JCPenney should have known what their SEO company was doing. You need a solid understanding of what your SEO firm is doing to “help” you, and how you can monitor SEO campaigns involving your brand.
Big corporations and bad linking is nothing new. This won’t be the last time big companies participate in linking schemes or a well-known sites sells links — Forbes was just caught again last week.
A review of the SEOMoz Competitive Link Finder shows many similarities between JCPenney links and other SearchDex clients such as Old Navy and Best Buy to name a few. I imagine it will only be a matter of time before the hammer drops on these other companies.
The simple fact is that if you want to play on Google’s property, you have to play by the rules. Google doesn’t adhere to ignorance and doesn’t issue warnings.
Comments such as this from JCPenney executive Darcie Brossart, don’t cut it: “We have no record of ever having received a violation notification from Google before last week when the unauthorized links came to our attention. If we had, we would have worked quickly to remedy the situation, as we are doing now.”
Wondering if you’re adhering to Google’s guidelines and assuming you’ll get a fair warning will leave you cold and lonely when the lights go out on your search marketing campaign. There are no excuses when they provide all of their rules in print.
How to Stay in the Know
Ask your SEO provider how they plan on building links to your site if you plan to engage in a link building campaign:
- Do you buy links and if so what type or from what sites?
- Do you participate in artificial linking or in other words a network of sites that you own where you would place links to my site?
Monitor the link profile for your site. Use tools such as Open Site Explorer, Google Webmaster Tools, and Majestic SEO. This will help you to gain a better perspective on the types of sites your site receives links from as well as the anchor text associated with the link and link acquisition volume trends.

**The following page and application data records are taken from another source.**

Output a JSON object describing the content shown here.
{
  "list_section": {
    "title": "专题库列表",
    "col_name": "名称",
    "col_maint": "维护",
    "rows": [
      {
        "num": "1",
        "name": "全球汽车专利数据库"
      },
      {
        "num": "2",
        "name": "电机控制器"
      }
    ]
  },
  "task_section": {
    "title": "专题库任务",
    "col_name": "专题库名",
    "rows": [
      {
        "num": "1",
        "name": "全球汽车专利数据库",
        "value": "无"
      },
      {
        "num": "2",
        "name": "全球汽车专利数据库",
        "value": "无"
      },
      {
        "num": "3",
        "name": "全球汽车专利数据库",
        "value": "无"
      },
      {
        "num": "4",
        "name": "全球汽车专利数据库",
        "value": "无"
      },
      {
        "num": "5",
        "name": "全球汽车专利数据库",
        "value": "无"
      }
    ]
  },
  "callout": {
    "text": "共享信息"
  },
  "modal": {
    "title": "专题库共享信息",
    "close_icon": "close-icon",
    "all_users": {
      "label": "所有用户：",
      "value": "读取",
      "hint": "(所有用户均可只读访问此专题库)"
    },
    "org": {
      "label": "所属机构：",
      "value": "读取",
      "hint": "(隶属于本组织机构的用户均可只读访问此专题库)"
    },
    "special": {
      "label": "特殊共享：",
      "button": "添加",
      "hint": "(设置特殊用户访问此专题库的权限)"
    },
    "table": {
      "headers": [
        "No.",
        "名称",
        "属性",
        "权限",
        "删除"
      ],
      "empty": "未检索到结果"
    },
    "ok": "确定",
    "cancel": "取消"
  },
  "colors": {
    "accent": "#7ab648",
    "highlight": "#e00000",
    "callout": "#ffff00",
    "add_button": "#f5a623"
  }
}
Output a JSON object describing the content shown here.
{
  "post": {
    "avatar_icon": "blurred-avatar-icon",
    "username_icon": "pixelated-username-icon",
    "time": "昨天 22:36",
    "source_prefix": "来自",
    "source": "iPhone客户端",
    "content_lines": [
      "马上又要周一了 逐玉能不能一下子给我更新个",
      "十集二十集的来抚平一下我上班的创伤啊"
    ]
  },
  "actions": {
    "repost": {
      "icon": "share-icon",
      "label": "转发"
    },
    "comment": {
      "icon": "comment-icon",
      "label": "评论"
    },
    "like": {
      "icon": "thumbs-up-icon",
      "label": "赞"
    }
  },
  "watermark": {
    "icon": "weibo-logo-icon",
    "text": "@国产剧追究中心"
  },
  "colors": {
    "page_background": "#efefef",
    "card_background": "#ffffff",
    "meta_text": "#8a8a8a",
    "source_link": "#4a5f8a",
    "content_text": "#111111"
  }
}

- Are the instances of link anchor text identical? Link anchor text should vary between links. Linking the exact way from site to site can raise a red flag to spam authorities.
- Is there a common relevance between the anchor text of the link and the page the link is on? Several links to your site with link anchor text that is non-related to the linked pages content shows a lack of relevance and the use of link building for unethical gain.
- How many unique domains link to your site? Having many links from very few domains insinuates Run-of-Site linking, which shows a lack of relevance between a site and the linking site.
- Are links gained slowly over time or are there large accruals of links in a short amount of time? Massive link gains without a viral explanation can indicate that paid linking is taking place.
The Way I See It
Had JCPenney taken a more concerned approach with the efforts of their SEO firm and paid attention, they would likely not be in the limelight right now. If you are willing to let the reputation of your brand lie in the hands of an unethical link building partner then you will eventually gain notoriety for all the wrong reasons.
I believe several well-known companies are playing in this minefield, whether knowingly or not, and I’d venture to say we’ll see more of these large scale penalties to big brands in the near future.
Before you engage with an SEO firm, it’s paramount that you ask the very important questions above to help guide you in your pursuit of an ethical SEO company. You should continue to monitor your search marketing vendor during the campaign to assess your on-going link profile as well.
There will probably be a lot more algorithmic changes coming our way that will be better at spotting linking schemes. I predict that bursts of links accrued without some form of a social vehicle will be suspect to penalty.
I’m thrilled with the events of late. This is a learning process for many.
I don’t practice sketchy link-building techniques. While sometimes I may not build enough links fast enough to keep my clients happy, knowing that I’ve done it right and that my patient clients who sit at the top of the search rankings aren’t going anywhere anytime soon, allows me to sleep a little better at night.